I have been drawing and painting since I can remember. My earliest memory is when I was in third grade- I knew I wanted to be an artist and I have regarded myself as one ever since. At an early age, I began receiving recognition for my artwork from school and my community through various art shows and competitions. Growing up in rural Minnesota, I didn’t really have many resources to draw from as far as influence other then what I was exposed to at school or on television. The paintings of Ernie Barnes are what inspired me to become an artist. Most people may recognize his work from the closing credits of the T.V. show Good Times. I admired his figurative style, color, and subject matter. It was the first time I saw paintings with people of color.
Today, I draw inspiration from many of the things around me- the African American and Latino community, urban style and street art, and film. I am also influenced by my South American heritage as well as historical art movements like early Hip Hop and The Harlem Renaissance. Even though one may not see a direct connection to those influences in my art, they act as a starting point or vehicle in my process. For stylistic influence, I'm usually inspired by artists such as Jacob Lawrence, Aaron Douglas, Diego Rivera, Pablo Picasso, Mercedes Matter, and contemporary artists like Kadir Nelson and Kehinde Wiley.

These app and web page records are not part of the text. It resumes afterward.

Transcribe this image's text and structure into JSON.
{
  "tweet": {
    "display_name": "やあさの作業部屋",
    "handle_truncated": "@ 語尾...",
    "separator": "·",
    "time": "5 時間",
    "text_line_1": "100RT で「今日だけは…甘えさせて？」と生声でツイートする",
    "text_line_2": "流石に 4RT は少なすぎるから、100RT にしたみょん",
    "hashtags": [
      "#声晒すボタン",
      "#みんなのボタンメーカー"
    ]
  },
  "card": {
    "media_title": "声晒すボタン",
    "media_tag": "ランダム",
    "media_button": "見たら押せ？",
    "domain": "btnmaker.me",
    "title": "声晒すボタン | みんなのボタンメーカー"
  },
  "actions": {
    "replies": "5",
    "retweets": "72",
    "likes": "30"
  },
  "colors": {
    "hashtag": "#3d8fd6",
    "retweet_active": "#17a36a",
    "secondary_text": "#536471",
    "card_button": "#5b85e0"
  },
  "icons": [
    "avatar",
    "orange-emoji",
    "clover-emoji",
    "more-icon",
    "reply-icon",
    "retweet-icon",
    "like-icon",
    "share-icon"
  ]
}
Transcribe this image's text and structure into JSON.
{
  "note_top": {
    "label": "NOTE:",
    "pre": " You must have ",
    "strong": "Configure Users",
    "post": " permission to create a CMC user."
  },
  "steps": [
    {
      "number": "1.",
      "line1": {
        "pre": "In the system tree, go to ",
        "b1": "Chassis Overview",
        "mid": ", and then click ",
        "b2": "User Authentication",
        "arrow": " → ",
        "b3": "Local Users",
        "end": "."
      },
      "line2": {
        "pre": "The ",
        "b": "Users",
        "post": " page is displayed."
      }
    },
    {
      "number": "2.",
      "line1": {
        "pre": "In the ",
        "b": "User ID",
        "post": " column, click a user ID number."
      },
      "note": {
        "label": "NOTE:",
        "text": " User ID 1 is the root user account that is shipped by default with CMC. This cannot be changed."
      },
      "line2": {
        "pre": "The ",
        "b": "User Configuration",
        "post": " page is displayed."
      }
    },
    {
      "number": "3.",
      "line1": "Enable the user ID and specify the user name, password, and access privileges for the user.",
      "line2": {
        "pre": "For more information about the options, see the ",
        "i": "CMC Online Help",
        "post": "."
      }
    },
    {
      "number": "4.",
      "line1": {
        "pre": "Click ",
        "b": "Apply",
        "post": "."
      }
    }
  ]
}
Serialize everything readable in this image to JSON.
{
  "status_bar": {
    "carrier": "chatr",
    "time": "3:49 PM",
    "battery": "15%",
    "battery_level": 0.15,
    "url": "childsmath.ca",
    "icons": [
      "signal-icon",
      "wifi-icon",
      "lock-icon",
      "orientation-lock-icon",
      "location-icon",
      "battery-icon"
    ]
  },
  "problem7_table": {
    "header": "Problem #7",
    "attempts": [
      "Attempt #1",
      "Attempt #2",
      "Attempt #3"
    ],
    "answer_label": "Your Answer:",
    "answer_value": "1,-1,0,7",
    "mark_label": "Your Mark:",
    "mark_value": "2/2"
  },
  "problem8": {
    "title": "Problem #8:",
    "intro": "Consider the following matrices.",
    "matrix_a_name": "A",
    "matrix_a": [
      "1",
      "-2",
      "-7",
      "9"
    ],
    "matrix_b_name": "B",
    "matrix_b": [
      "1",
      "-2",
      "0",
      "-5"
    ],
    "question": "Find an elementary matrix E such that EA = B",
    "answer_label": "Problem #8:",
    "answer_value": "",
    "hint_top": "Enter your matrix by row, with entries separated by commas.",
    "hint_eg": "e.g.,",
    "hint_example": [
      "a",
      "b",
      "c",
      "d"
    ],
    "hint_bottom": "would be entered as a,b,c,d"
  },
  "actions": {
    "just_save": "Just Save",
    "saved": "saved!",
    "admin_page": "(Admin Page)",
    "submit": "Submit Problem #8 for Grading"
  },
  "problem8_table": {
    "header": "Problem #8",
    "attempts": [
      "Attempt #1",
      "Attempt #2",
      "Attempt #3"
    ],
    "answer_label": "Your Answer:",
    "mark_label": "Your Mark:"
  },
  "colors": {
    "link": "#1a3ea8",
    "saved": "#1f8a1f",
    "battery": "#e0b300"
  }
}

The most important goal I strive for in my work is communicating positive ideas and images about the people and culture in my family and community. I want to provide a social, political, and cultural voice for a group of people that may be misunderstood, misrepresented, and stereotyped. I like to create work that not only illustrates the beauty and strength of a multicultural kaleidoscope of people but also create work that is identifiable and relatable to those that are usually ignored.